The options for treatment include:
- Extraction and conventional denture treatment
- Conventional dentistry
- Fixed hybrid options
What do you tell that patient?
A fixed hybrid prosthesis is a good option for patients who have multiple missing teeth and whose remaining teeth are heavily repaired. Compared to other fixed options, the fixed hybrid is a more cost effective treatment and more predictable in the long term than conventional dentistry.
Conventional dentures are inexpensive, but the function they offer compared to natural teeth or a fixed hybrid is dramatically lower, especially in the lower arch. Removable options are also generally less pleasing than a fixed option, causing more stress on the abutment teeth and often leading to early failure.
And, while crown and bridge, root canals and removable prostheses can be considered, the cost is high, the predictability is low and long term success rate does not match a fixed hybrid.
The fixed hybrid option requires 4 – 6 implants per arch. It usually requires minimal grafting and rarely calls for the graft to heal before implants can be placed.
The implants are placed to avoid the maxillary sinuses in the upper jaw and avoid the inferior alveolar nerve in the mandible. Osteotomy is performed that allows for inter-arch space and generally allows for more bone width after bone reduction is carried out.
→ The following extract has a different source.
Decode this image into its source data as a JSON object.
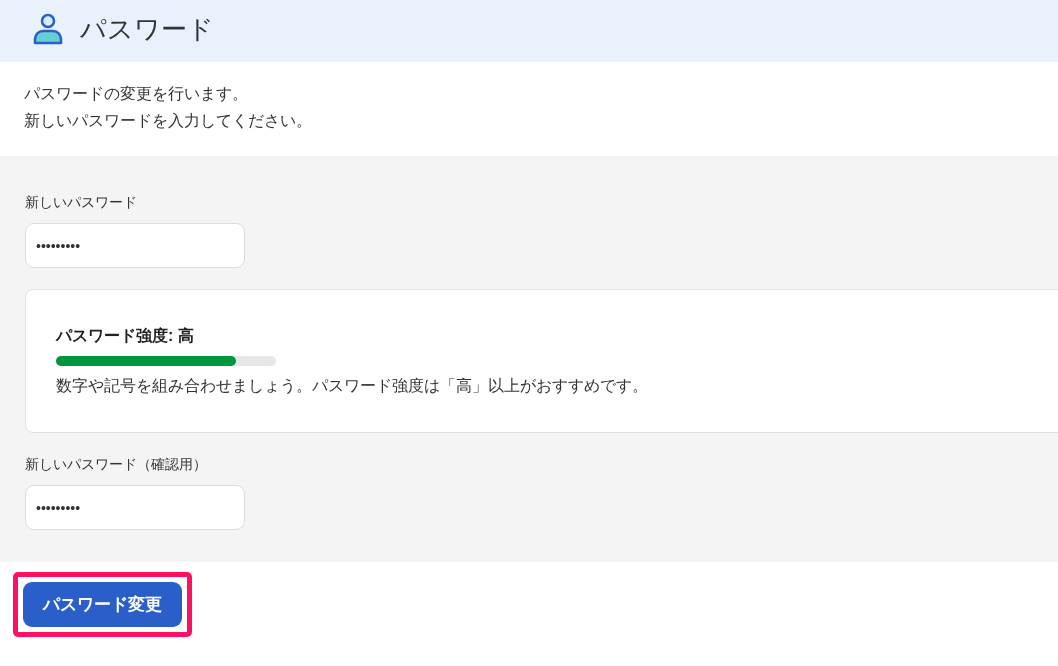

Not all patients are candidates for a fixed hybrid prosthesis.
There are two indications for an overdenture prosthesis. One is when the transition line cannot be hidden on animated smile. The other is when the patient requires the labial flange of an overdenture for lip support. Evaluation to determine if a patient is a candidate for a fixed hybrid includes assessment of medical history, evaluation of tooth display, smile line, occlusion and a cone beam CT scan.
The procedure is carried out under either IV sedation or general anesthetic. The fixed hybrid cannot always be delivered the day of the procedure. If the implants do not have high primary stability, the patient may have to wear a temporary denture for several months before the hybrid can be converted. Patients will be on a very soft diet the first six weeks after the procedure while initial healing takes place.
Regular visits are required to ensure proper maintenance of the prosthesis.
A fixed hybrid prosthesis is not only a highly successful option, it allows patients to eat normally and feel good about how their teeth look.
Dr. David W. Todd, DMD, MD, has been active in his profession. He has authored 18 articles in various publications and made numerous presentations at state, regional, and national meetings. For Dr. Todd’s full bio click here.